Questions for Small Businesses to Ask Their Cloud Service ProvidersIt is perhaps not surprising that many small businesses are starting to realise the potential benefits that cloud computing can offer them.

Whether it is the savings in cost, the almost unlimited storage space, the backup and recovery mechanisms or the automatic software integration, cloud computing can definitely have a positive impact on the way your organisation operates.

But, you should be weary of the lingering doubts over the security of the cloud that a number of people continue to express.

Although you can be pretty sure that your Cloud Service Provider will have invested a lot of time, money and energy into security at both the physical and network levels (although you should obviously try and verify that!), there are still a few things you should do to ensure the security of your data as much as possible.

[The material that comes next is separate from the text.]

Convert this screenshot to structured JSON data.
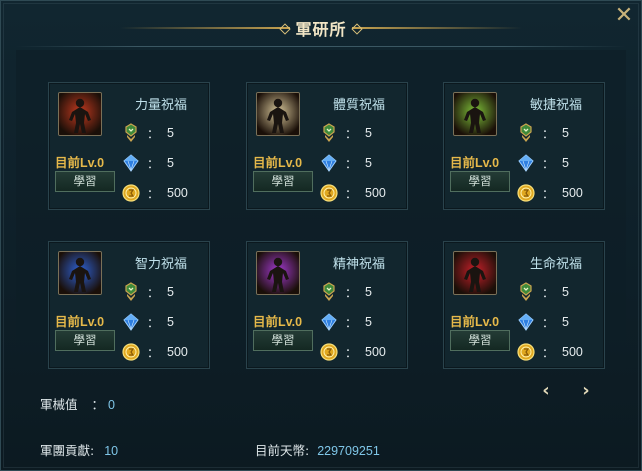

It should be noted that even companies that do not have access to a large IT team can make sure they have done the following.

 Firstly, Choose the Right Provider

This may seem like a really obvious thing for you to consider, but it really is important that you don’t just plump for the cheapest or easiest option and spend a good deal of time researching each provider.

Even just a quick hour or two seeing what a particular company’s ‘Google footprint’ looks like is going to be more beneficial than just going with the first company you happen to come across.

Some key questions to ask here would be things like whether or not that particular provider has its own Security Operations Centre, if they meet (or exceed) Tier 3 standards and whether they can show you any accreditations they have (such as ISO 27001 or PCI DDSS)

 Encryption

Another important thing to be aware of is what kind of encryption process any potential providers use, because not all schemes are of equal value. Some providers will tell you that they offer bells and whistles unbreakable encryption, when in fact they will only encrypt your data as it moves from your computers to the cloud and cannot necessarily guarantee that it will still be encrypted when it gets there.

Make sure you know what the provider’s policy with regards to the storage of encryption keys is and that you are happy with this.

 Stand Up for Your Rights

The issue of access rights is one of the most widely contested and debated about topics when it comes to cloud computing. If you store your data on the cloud and not your own physical servers, then who has access to it and what effect is this likely to have on your company’s security and data protection strategy?

There are a whole number of potentially prickly issues here. If your provider is located in the US then you could be forced to hand over all of your data to the US authorities under the Patriot Act. Also, who makes decisions about the storage of your data in an emergency or disaster recovery scenario?

If the regulatory framework of your industry means that it is simply too risky to not know where your data might be being stored, it might be better to pay more for a company offering private cloud servers so that you have more of a guarantee.

 Ask About Continuity

Most small businesses are likely to begin to feel the pressure if there are long periods of data unavailability due to continuity problems, or a long data recovery following a bad hardware failure. Check the provider’s policies on this before paying up.

If you remember to ask these questions and look for the provider that can best assuage these concerns, then you should be as safe as you can be to do business and make money.

Do you have any tips and guidance that I’ve missed out? If so please share it. 

James Duvalis an IT specialist who often has to explain what the cloud is and how it works to befuddled businessmen and women. In the limited amount of spare time at his disposal, James likes to either write blogs for companies like ConNetU or have wild motorcycle based adventures around the UK.